By Annalise Klingbeil
If finances, health or an effort to reduce your environmental footprint are keeping you from boarding a plane and exploring the world, don’t worry. A little creativity can go a long way. Try one of these ideas and enjoy learning about a new culture (or two) without actually landing in a new country.
Whatever their motivations, more Canadians are choosing to spend their vacation time at home on a “staycation.” The key to a successful staycation is to break out of your daily routine as much as possible. Don’t worry about the yardwork, let the housekeeping slide a bit, eat new foods and visit different people.
Pass the Popcorn
Go to your local video store or library and rent a foreign film. You may not be able to fly to China or India, but that shouldn’t stop you from immersing yourself in a new culture.
For a taste of India try 3 Idiots, a 2009 Indian comedy that broke all opening box office records in India. Rent the Taiwan-Chinese-Hong Kong-American co-production Crouching Tiger, Hidden Dragon. This low-budget film became a surprise international hit in 2000. Eat Pray Love is a recent North American release, based on a book which chronicles one woman’s journey to Italy, India and Indonesia.
If your favourite part of travelling is the new scenery, try watching the documentary Planet Earth. In this 11-part series, you’ll get a tour of the most amazing sites on the earth.
If you want to really feel like you have jetted around the world, spend a day watching a few of these movies. Pick a country as a theme and watch several movies set or made in that country. Pop some popcorn, curl up, close the blinds (so you can’t see the snow outside) and let these movies take you away, without the hassles of going through airport security.
Visit your local library to check out books and videos for extra savings.
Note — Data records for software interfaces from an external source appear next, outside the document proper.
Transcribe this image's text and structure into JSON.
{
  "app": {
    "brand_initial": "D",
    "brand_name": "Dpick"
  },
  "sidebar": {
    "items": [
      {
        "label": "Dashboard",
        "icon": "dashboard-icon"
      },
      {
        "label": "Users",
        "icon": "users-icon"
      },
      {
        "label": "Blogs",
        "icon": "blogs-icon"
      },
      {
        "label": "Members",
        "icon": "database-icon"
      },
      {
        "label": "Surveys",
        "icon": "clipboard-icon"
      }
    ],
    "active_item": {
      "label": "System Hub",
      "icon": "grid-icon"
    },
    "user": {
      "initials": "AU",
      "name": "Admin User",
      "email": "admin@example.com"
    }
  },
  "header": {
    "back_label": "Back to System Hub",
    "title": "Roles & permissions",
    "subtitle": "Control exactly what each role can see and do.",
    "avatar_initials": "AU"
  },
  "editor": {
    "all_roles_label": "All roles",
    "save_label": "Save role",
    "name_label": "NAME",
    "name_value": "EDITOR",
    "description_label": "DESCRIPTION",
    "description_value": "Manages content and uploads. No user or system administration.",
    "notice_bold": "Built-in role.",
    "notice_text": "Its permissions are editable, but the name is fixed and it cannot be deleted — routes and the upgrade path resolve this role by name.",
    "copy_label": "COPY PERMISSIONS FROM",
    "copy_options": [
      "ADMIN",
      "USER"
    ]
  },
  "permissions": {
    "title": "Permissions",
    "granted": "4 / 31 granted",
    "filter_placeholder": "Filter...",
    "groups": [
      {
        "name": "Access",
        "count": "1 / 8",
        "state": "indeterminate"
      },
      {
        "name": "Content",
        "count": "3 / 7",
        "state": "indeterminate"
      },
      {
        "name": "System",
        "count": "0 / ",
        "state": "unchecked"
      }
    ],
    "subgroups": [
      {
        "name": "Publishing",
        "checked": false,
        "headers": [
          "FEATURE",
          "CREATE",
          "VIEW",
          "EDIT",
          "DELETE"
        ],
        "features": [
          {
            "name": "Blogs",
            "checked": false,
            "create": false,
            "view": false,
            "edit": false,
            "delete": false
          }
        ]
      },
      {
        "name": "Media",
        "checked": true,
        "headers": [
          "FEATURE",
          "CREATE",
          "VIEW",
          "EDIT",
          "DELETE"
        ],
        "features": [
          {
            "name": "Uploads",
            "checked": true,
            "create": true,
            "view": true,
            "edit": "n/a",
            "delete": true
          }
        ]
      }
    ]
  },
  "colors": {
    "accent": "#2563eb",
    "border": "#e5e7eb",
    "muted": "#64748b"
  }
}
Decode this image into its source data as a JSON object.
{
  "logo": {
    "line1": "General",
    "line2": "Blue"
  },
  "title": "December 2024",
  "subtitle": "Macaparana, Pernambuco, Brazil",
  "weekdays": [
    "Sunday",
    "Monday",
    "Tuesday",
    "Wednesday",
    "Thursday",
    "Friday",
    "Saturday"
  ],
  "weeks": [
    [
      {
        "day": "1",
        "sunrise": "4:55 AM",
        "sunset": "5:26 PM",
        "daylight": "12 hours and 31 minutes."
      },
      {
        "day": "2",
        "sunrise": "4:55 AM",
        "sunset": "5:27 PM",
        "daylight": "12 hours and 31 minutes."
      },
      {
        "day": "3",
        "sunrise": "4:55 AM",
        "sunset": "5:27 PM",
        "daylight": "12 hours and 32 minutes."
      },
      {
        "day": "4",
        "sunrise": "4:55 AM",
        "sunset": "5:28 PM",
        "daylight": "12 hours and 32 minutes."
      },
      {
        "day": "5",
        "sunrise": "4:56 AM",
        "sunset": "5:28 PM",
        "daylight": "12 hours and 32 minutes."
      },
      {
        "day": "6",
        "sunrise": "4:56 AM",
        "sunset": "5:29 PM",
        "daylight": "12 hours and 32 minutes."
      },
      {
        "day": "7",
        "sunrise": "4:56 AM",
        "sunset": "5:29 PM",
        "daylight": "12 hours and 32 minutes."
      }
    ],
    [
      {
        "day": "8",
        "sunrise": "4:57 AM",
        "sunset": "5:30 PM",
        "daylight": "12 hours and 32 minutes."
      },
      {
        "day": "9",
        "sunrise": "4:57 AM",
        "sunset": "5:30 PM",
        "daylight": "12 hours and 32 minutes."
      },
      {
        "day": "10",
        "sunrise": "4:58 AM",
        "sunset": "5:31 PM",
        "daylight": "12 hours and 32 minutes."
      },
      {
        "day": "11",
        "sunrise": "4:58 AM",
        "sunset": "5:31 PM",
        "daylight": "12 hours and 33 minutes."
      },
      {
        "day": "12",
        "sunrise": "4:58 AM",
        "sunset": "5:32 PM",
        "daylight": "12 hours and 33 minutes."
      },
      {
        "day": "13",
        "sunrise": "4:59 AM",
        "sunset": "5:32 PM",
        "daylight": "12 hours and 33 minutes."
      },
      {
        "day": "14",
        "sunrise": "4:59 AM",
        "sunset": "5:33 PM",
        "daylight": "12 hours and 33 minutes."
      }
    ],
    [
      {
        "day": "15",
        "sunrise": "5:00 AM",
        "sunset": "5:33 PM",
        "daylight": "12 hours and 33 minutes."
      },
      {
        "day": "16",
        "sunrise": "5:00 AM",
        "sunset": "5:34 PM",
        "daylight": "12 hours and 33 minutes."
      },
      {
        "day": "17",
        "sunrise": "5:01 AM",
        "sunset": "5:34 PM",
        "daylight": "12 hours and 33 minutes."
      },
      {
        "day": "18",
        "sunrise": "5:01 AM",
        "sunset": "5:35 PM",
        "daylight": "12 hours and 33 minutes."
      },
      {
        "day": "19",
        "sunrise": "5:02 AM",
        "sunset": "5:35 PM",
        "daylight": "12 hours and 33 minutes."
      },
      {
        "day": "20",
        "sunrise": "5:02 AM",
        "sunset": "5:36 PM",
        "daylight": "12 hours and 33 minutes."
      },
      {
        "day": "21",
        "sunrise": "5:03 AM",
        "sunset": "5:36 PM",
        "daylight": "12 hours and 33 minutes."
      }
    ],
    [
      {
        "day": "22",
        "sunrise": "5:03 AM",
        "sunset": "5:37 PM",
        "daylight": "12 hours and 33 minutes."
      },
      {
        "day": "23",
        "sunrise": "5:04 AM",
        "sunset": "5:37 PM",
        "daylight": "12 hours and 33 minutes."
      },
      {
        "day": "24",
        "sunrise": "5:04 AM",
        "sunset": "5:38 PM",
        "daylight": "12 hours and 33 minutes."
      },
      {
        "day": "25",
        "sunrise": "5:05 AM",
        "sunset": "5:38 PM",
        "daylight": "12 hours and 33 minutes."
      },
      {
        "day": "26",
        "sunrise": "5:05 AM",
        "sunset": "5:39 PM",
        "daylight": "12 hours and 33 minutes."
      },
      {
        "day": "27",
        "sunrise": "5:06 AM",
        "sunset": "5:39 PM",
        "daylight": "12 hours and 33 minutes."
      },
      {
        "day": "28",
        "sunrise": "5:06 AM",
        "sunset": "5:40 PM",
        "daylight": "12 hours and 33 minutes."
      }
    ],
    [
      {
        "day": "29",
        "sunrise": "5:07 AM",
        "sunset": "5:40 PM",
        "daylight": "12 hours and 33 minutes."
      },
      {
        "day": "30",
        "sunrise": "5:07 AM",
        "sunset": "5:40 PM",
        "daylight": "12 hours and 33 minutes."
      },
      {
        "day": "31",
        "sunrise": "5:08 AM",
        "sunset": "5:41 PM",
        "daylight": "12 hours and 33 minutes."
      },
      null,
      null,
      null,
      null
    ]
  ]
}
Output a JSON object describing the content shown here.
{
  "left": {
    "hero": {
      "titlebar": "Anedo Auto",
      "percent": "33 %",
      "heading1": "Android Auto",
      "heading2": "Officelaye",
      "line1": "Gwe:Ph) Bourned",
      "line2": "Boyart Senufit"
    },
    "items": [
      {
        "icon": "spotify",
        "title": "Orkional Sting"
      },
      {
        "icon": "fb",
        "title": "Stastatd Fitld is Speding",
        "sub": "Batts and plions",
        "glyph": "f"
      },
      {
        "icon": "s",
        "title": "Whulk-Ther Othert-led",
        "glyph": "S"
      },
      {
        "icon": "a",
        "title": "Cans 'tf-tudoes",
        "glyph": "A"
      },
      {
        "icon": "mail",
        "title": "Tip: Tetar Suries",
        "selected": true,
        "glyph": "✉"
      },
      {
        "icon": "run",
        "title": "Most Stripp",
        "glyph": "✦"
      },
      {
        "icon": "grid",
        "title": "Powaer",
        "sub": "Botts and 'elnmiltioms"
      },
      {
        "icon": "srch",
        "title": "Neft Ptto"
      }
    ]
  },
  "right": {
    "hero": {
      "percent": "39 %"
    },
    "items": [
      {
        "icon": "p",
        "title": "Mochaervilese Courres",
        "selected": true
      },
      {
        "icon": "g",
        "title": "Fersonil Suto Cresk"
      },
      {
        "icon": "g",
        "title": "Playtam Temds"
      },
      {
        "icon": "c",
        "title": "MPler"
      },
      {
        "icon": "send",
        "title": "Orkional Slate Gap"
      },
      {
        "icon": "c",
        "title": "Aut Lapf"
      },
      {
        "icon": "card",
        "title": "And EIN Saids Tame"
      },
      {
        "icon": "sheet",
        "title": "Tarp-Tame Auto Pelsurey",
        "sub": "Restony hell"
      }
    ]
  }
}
Move over soup, tea, bread and other Canadian winter staples. It’s time for sushi, curry, éclairs and schnitzel. Invite your friends to bring a dish inspired from a far-away country. Nothing says Italy like pizza and pasta. The French are famous for crepes, quiche and éclairs, while the Vietnamese make some delicious noodles. By the end of the night you’ll feel like you’ve travelled halfway across the world.
You can visit ethnic food restaurants in your town or make your own. All Recipes.com has a wide variety of recipes you can try.
Find a new friend
Canada is home to millions of immigrants and hundreds of organizations dedicated to helping newcomers. Research the organizations that exist in your hometown and pick one to dedicate your time to as a volunteer. Helping immigrants practice English and learn Canadian customs is a win-win situation. Your time is being put to good use and you are bound to learn something as well. Volunteering with newcomers will allow you to learn about a new culture, country and person.
Imagine you had one day to see the city you call home. What would you do? Where would you eat? What would you take photos of? Pack your camera and wallet and spend a day as a tourist in your hometown. Do all those things tourists do- visit the zoo, eat at the famous burger joint, walk around downtown and visit the local candy shop. Just because you live there doesn’t mean you can’t enjoy your city the way tourists do.